Original Source - Palm Beach Post
They do it because they recognize the need.
On June 27, organizers hope to pack 3,000 meals for families suffering what these days is often called “food insufficiency,” but basically comes down to not enough to eat. It’s a problem that most of us – fed well daily, perhaps even obese as a result – are fortunate not to have. It’s troublesome that it persists in the richest country in the world, and in communities as wealthy as Palm Beach County.
But it’s a particular problem this time of the year. What may be the only meal of the day for far too many youngsters – given that 57 percent of students in Palm Beach County qualify for free and reduced price meals in their school cafeteria – may not be an option with school out for summer.
It’s why the county school district is offering its Summer Food Service program, why the county is collaborating with the United Way on a Community-wide Hunger Relief Plan, and why the schools are partnering with the Palm Beach County Food Bank, an umbrella organization which receives and distributes food to more than 65 agencies in the county.
It’s also why in the absence of political will or societal conscience to resolve the unacceptable disparity that permeates our culture, it is critical that others of us do what we can. So it is heartening that the 3,000 meals to be packaged later this month are in addition to 13,000 already assembled in the last couple of years by the Social Action Committee of the First Unitarian Universalist Congregation of the Palm Beaches, in North Palm Beach. Many of the children receiving the food support live in the Glades area.

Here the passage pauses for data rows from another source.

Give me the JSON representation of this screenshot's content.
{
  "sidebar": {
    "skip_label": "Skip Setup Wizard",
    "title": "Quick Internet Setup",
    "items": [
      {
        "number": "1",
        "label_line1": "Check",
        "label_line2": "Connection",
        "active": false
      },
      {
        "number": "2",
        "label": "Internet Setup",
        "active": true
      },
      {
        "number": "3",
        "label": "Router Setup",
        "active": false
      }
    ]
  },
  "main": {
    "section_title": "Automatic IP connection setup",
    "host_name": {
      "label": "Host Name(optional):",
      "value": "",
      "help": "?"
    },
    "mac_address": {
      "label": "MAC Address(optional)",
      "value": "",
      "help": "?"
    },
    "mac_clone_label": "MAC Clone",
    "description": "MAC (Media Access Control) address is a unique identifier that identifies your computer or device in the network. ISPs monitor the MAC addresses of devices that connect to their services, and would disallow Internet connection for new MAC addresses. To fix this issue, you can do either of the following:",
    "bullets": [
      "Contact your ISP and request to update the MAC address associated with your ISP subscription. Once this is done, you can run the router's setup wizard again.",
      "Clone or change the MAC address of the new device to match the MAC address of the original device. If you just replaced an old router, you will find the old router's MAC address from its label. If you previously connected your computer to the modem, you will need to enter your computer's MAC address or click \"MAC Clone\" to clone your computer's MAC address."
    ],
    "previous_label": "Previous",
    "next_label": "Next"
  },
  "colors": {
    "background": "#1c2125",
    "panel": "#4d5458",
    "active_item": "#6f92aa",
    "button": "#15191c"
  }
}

“Students who have daily nutritious meals learn better, behave better, stay in school longer and are more likely to graduate from high school,” said Bob Ashmore, a retired Ph.D. psychologist and one of the effort’s coordinators. “There is no indication that food insufficiency is abating, and the reverse seems to be true. Hunger and malnutrition are increasing.”
Elsewhere, people are going to unimaginable lengths, doing things they shouldn’t, or shouldn’t have to. Denver school kitchen manager Della Curry became a celebrity earlier this month, claiming she was fired for knowingly violating school district rules by giving free lunches to needy students who didn’t financially qualify. Her school district has since insisted she was fired over other issues. The case not only underscores the need. It shows the lengths to which some will go in meeting needs of which too many of us are unaware, or worse, choose to ignore.

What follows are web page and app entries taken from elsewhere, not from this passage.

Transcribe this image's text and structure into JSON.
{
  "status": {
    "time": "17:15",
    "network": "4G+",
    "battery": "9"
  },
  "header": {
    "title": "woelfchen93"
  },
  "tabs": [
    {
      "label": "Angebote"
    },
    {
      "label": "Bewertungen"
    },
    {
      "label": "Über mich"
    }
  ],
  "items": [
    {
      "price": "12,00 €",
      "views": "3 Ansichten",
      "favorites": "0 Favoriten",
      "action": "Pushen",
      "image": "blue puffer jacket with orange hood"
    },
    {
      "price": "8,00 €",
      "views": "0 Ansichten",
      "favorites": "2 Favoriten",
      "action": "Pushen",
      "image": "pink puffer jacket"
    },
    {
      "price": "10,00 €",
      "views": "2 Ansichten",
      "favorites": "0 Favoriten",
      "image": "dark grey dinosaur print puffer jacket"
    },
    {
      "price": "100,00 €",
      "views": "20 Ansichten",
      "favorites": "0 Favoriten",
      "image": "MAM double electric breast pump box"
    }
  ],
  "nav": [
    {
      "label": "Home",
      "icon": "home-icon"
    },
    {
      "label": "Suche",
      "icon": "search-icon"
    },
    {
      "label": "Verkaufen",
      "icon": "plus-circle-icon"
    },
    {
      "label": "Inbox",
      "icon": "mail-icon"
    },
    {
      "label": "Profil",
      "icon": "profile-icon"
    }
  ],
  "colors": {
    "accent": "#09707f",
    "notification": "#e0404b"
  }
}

Because more is needed, there’s good news in the Summer Food Service program offered by the Palm Beach County School District. It will provide free weekday meals during summer vacation to children between the ages of 5 and 18 years — even if they are not attending summer school or camp. The district will do this at 118 schools until Aug. 5. To find a site visit http://ow.ly/NWbWu or call 211.
The fact that such challenging hunger can happen here is a shame. But until we can find the solution to this problem, the least we can do is support efforts such as these, and challenge others in the community to participate by donating time, food and caring.